EXERCISE DESCRIPTION >> Find each line below containing the word "title" and copy it.
-- -- --
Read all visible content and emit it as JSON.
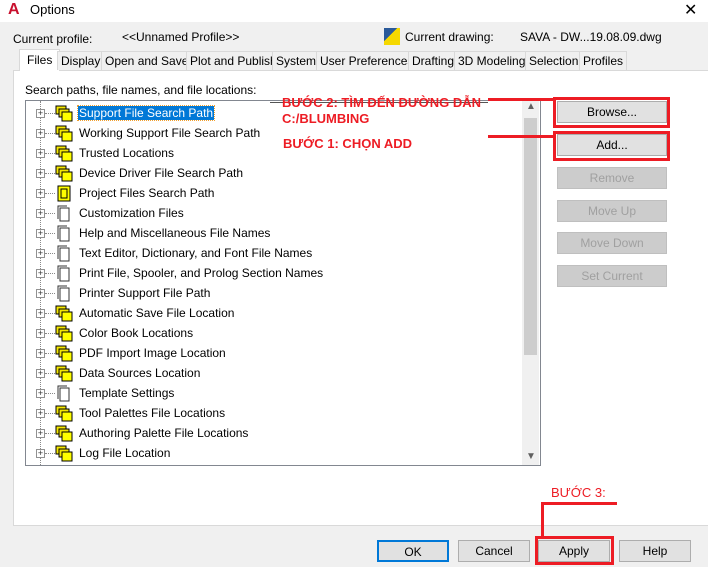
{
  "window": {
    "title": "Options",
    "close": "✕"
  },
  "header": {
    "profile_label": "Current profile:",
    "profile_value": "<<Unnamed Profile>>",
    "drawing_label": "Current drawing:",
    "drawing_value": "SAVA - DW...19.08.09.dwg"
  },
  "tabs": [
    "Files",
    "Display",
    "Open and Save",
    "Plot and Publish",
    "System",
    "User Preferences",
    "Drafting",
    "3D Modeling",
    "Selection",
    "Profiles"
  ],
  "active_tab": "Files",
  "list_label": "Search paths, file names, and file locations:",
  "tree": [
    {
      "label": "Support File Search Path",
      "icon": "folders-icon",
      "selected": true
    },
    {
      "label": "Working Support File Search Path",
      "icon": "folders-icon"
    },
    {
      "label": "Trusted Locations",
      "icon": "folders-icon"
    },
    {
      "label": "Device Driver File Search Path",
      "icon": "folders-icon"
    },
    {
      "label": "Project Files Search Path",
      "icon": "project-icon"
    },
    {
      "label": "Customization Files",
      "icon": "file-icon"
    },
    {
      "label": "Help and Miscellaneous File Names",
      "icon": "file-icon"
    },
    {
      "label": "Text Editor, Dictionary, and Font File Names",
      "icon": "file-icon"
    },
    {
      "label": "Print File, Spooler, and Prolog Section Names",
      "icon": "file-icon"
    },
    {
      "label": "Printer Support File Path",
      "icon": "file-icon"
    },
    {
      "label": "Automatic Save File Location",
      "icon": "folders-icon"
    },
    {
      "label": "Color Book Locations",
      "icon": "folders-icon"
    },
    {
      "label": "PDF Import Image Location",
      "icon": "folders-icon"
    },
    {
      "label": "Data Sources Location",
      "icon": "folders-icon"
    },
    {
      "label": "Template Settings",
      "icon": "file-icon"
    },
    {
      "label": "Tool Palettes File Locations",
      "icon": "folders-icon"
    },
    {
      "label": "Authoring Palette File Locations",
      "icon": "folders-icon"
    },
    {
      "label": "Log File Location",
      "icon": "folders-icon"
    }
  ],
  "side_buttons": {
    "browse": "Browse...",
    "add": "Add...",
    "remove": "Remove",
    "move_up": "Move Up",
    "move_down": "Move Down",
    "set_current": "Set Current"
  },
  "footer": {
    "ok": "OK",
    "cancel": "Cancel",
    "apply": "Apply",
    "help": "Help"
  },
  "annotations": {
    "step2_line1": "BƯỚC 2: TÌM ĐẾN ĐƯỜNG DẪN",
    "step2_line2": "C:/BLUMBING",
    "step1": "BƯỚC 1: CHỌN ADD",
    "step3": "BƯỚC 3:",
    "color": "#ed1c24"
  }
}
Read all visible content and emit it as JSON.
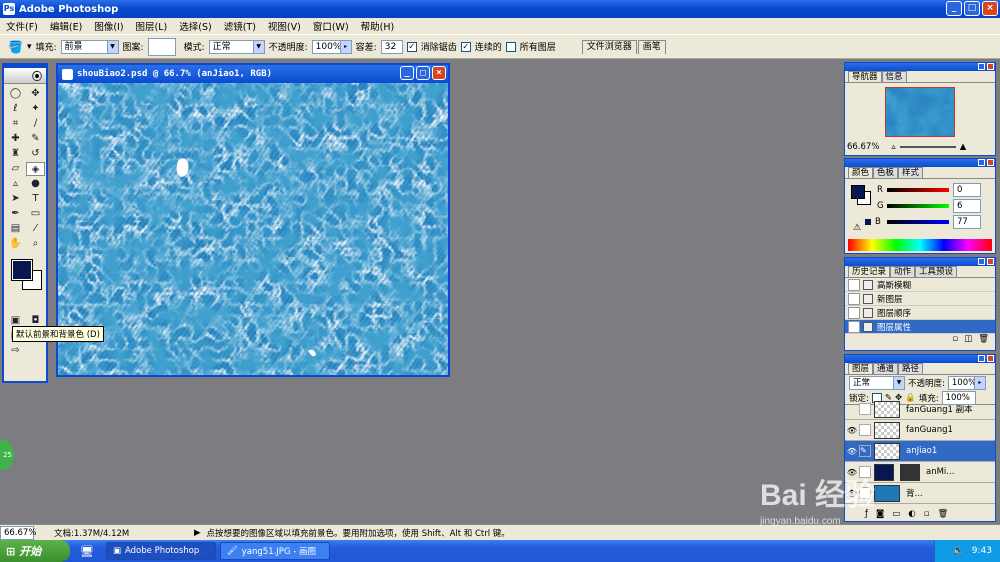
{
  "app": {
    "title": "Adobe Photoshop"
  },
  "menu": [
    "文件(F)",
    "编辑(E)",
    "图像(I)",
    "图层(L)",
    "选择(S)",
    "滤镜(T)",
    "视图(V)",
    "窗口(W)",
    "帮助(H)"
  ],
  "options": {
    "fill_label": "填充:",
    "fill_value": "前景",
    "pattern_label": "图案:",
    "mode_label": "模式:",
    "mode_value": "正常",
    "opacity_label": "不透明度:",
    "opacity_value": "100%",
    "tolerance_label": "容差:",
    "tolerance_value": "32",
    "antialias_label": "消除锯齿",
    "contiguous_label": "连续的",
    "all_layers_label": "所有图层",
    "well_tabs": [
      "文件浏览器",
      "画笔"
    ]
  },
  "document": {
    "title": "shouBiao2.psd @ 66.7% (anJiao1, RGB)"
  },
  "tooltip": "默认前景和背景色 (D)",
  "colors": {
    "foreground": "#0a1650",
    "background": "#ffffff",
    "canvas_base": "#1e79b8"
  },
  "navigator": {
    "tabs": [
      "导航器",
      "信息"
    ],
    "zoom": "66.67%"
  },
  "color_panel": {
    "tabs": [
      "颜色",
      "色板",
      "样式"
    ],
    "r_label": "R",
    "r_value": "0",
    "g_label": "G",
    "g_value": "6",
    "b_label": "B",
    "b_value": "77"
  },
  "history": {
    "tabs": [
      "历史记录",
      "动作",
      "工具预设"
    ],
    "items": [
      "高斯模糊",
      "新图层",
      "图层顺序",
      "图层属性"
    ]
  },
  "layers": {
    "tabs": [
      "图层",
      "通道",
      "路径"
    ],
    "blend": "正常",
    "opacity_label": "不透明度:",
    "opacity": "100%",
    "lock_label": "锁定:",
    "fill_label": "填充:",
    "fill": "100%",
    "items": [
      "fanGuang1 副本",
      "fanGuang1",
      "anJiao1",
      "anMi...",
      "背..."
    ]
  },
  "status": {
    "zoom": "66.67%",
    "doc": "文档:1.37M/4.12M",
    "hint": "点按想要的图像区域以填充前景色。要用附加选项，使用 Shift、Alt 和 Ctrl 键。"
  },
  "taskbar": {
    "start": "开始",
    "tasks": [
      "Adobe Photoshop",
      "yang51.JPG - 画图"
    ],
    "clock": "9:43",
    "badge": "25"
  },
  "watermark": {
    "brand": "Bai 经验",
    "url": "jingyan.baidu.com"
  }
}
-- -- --
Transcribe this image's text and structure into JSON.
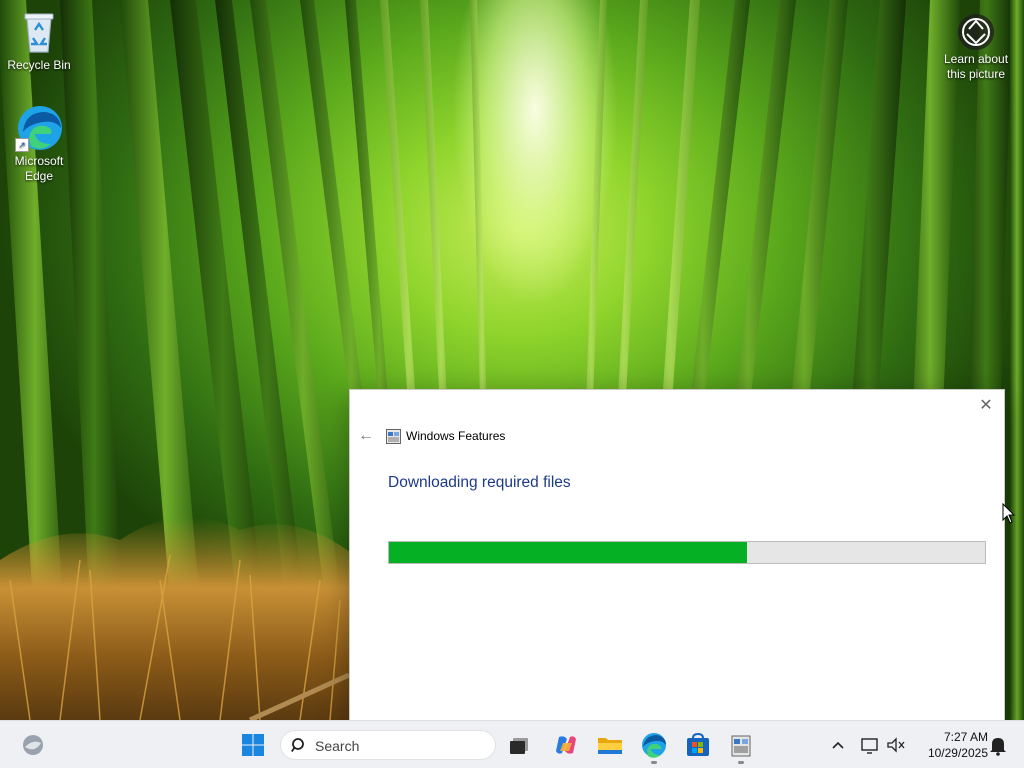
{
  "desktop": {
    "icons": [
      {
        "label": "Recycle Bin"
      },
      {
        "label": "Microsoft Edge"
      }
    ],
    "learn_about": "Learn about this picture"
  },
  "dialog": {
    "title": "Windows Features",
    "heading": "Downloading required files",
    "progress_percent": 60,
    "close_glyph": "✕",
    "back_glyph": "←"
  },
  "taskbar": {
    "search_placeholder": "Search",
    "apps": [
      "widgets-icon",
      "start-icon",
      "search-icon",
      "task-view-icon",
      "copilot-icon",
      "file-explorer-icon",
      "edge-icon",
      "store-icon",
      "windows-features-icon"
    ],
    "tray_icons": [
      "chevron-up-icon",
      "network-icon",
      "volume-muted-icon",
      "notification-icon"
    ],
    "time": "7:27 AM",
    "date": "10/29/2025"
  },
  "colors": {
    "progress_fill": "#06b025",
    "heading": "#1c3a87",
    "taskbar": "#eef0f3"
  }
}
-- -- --
SOLUTION TO THIS PROBLEM >>
    "title": "Options",
    "title": "Adobe Photoshop"
    "title": "shouBiao2.psd @ 66.7% (anJiao1, RGB)"
    "title": "Windows Features",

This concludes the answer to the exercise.